Blackbox optimization typically arises when the functions defining the objective and constraints of an optimization problem are computed through a computer simulation. The blackbox is expensive to compute, can have limited precision and be contaminated with numerical noise. It may also fail to return a valid output, even when the input appears acceptable. Launching twice the simulation from the same input may produce different outputs. These unreliable properties are frequently encountered when dealing with real optimization problems. The term blackbox is used to indicate that the internal structure of the target problem, such as derivatives or their approximations, cannot be exploited as it may be unknown, hidden, unreliable or inexistent. There are situations where some structure such as bound or linear constraints may be exploited and in some cases, a surrogate of the problem is supplied or a model may be constructed and trusted. This chapter surveys algorithms for this class of problems, including a supporting convergence analysis based on the nonsmooth calculus.
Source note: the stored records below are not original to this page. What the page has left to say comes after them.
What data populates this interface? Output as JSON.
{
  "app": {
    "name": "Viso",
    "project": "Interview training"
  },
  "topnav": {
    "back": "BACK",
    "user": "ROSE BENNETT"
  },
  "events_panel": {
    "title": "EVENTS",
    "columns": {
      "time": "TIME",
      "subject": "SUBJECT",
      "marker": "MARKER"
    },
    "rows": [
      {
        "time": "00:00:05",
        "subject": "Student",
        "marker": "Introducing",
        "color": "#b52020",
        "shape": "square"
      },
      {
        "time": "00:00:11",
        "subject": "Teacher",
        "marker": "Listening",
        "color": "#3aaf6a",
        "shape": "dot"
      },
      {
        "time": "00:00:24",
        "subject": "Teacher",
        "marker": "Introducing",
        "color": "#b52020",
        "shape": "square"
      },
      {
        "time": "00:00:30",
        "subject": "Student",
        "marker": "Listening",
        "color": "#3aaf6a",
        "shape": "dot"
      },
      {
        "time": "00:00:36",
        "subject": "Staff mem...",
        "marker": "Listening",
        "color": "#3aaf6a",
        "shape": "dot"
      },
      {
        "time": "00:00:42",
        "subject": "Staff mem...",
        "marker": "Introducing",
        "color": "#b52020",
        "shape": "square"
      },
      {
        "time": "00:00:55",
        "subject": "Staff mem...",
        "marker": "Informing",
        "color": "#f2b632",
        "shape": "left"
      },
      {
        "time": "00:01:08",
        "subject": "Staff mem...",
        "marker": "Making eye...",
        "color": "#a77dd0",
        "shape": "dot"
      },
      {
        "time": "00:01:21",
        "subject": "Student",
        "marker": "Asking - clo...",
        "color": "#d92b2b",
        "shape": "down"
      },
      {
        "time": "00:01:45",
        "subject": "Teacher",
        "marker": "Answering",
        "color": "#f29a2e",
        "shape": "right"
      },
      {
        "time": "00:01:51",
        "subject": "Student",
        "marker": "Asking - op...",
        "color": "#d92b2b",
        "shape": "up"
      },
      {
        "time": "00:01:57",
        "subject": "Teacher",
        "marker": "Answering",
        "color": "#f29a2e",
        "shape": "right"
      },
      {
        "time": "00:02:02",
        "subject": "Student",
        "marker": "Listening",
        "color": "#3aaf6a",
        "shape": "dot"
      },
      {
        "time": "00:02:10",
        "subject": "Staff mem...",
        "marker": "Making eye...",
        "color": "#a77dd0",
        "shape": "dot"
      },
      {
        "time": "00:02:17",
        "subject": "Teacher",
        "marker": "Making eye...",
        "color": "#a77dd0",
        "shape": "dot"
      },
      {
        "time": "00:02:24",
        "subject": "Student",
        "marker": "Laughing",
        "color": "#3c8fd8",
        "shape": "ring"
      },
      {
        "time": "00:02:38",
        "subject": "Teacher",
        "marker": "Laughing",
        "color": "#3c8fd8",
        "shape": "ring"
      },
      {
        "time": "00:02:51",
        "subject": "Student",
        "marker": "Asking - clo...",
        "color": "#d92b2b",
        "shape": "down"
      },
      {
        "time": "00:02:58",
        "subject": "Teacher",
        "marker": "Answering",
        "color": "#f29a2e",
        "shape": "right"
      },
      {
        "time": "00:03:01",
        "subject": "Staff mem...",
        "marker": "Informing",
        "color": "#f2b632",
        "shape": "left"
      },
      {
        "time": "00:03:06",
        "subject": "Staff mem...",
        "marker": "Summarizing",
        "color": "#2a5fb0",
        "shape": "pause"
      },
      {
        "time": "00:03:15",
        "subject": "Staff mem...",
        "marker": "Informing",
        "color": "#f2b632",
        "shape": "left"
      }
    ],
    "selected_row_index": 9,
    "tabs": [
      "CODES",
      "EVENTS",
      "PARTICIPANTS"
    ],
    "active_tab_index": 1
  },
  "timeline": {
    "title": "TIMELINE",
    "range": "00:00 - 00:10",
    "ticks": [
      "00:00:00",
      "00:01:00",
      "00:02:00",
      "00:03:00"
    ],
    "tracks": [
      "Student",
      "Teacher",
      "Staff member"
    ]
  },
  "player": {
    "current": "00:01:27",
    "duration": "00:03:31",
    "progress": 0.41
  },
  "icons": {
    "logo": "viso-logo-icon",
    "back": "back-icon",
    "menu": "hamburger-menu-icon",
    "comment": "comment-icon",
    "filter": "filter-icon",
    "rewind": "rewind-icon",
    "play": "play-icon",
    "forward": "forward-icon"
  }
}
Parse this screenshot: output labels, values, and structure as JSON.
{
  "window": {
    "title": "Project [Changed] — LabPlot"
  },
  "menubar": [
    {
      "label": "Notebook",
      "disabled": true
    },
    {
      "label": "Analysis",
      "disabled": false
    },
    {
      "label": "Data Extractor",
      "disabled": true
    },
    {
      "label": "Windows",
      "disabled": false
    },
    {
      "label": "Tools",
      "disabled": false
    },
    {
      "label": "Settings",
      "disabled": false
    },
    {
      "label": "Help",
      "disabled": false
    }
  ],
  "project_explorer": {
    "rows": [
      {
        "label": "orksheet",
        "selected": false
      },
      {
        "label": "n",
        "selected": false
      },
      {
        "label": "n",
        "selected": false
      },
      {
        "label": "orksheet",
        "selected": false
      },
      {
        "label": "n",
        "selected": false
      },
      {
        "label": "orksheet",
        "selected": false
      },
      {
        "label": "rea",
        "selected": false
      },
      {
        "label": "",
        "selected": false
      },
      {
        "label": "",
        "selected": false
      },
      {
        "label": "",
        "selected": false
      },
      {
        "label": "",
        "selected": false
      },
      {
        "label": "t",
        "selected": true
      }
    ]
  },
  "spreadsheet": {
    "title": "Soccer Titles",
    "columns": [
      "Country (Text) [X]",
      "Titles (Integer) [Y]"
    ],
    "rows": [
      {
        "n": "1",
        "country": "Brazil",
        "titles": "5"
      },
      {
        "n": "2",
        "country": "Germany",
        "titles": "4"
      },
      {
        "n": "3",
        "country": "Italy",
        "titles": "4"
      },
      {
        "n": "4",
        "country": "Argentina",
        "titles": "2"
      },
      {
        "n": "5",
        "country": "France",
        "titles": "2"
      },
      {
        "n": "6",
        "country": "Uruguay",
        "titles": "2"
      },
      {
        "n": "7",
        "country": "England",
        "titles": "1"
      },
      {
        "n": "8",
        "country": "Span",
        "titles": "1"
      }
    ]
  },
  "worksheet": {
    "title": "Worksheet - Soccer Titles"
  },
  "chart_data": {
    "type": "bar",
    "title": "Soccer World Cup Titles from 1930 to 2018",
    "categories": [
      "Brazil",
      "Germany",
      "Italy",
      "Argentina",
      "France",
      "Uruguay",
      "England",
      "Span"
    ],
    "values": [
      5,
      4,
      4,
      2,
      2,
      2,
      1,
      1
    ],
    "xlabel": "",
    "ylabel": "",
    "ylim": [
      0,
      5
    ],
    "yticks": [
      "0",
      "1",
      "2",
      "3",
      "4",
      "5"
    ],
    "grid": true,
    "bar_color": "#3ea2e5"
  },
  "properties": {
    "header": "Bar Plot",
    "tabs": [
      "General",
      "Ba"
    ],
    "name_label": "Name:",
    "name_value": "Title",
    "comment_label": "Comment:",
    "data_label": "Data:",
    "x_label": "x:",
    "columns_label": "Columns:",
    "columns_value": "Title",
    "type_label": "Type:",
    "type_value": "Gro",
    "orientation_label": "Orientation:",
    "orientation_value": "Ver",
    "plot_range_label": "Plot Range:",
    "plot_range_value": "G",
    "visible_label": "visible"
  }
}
The chapter also lists numerous published applications of these methods to real optimization problems.
Published October 2012 , 24 pages